WHAT NEEDS TO BE DONE >>
How many lines in the records below hold the string "chevron"? Answer with the number alone.

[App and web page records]
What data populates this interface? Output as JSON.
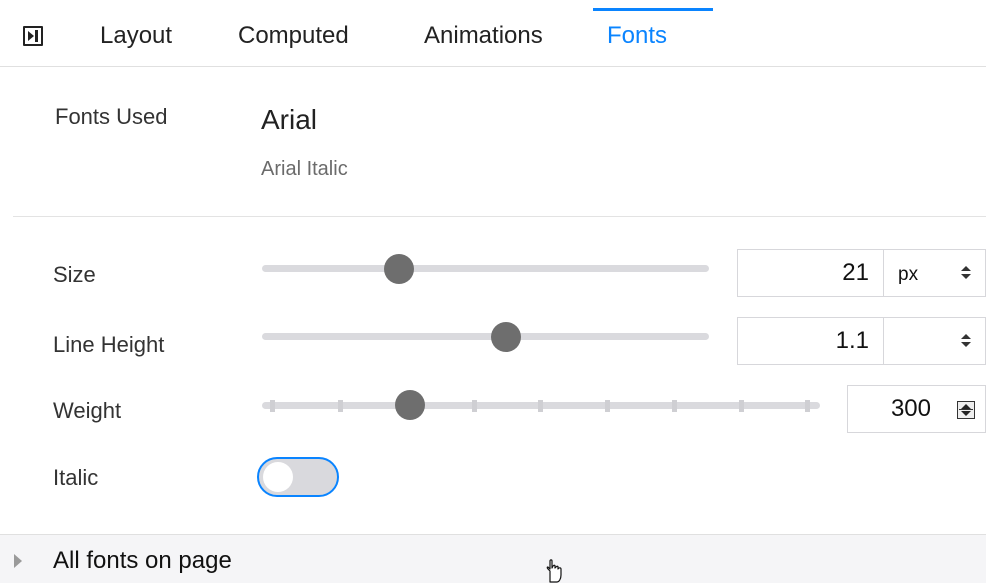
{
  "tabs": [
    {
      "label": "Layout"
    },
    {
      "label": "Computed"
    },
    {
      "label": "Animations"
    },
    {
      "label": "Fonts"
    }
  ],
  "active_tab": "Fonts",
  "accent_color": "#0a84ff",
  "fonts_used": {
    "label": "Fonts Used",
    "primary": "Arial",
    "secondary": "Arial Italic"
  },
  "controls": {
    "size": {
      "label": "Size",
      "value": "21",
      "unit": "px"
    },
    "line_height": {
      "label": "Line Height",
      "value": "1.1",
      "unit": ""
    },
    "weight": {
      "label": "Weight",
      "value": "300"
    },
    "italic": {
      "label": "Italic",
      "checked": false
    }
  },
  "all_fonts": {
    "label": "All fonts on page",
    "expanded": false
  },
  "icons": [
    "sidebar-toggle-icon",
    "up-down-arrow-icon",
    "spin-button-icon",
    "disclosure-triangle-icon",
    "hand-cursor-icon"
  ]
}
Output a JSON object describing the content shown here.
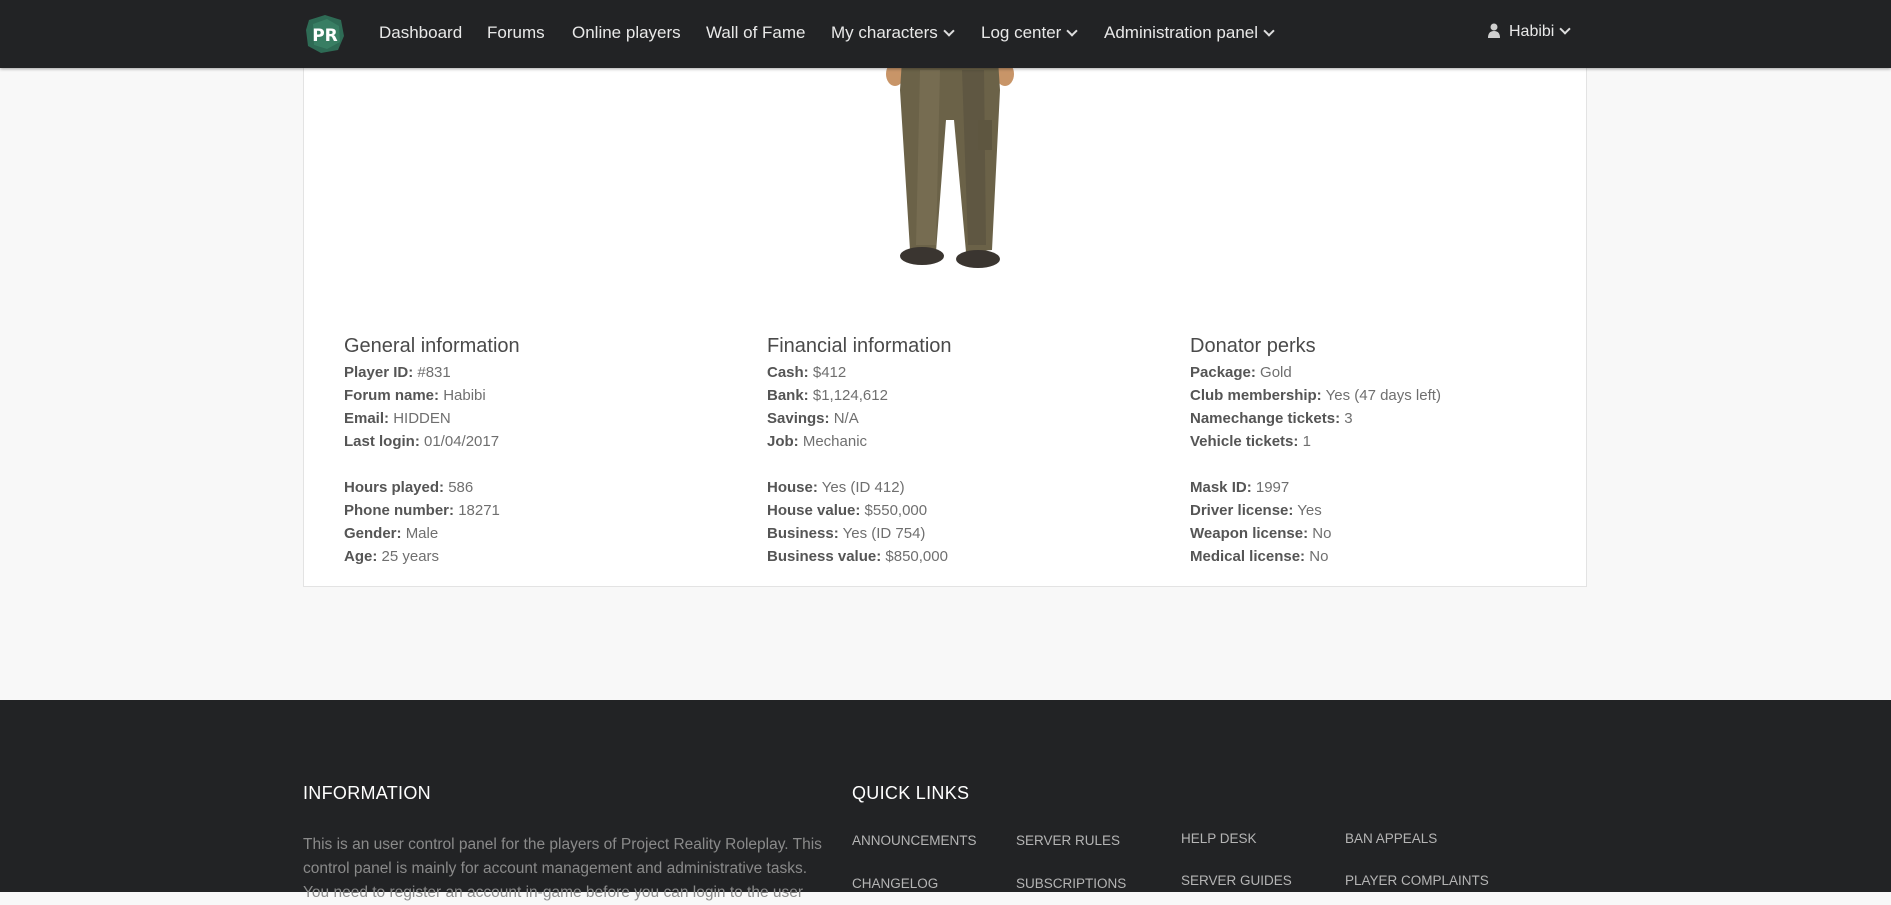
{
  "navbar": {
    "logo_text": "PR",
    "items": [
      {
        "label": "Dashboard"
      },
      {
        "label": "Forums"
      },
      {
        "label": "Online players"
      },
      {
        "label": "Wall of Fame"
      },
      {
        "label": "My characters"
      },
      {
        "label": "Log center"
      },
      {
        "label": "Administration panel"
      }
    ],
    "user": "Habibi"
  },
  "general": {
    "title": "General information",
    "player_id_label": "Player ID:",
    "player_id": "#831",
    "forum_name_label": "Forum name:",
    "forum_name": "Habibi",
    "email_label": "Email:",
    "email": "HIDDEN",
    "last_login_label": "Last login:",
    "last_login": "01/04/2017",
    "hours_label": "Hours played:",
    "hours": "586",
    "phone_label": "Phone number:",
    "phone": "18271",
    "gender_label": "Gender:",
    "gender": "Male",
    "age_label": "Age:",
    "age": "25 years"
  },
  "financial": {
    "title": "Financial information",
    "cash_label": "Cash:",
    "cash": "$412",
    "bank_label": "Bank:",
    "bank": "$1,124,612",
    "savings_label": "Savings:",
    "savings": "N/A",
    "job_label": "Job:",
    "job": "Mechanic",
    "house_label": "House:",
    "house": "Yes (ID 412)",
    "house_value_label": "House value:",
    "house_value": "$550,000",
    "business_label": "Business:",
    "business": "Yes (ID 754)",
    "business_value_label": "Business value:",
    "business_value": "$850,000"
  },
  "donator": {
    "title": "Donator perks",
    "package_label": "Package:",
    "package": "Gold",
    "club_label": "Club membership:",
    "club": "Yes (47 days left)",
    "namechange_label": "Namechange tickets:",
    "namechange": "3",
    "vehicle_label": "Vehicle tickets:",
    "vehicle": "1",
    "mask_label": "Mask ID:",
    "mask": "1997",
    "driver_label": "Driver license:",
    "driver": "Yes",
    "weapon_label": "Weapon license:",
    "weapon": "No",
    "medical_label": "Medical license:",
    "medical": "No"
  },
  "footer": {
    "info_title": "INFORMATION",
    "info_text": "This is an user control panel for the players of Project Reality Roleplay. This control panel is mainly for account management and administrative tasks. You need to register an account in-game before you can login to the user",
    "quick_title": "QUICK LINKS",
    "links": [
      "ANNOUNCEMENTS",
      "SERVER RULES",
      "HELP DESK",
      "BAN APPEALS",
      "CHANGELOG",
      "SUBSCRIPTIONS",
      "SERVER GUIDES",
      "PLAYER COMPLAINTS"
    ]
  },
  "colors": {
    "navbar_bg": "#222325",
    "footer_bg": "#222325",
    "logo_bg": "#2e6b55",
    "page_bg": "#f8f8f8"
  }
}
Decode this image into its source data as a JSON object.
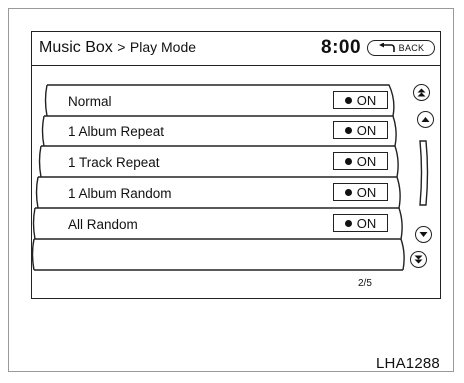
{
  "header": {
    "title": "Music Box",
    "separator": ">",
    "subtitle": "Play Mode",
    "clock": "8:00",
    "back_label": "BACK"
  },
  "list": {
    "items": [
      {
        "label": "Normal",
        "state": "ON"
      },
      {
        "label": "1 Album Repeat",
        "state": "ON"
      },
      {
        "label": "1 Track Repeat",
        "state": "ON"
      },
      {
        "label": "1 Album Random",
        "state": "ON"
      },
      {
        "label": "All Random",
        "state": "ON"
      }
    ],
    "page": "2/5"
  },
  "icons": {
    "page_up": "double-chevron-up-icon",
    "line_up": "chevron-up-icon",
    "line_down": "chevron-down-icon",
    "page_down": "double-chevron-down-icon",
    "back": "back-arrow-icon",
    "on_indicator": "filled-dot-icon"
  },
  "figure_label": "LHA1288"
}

COMPLETED EXERCISE >>
4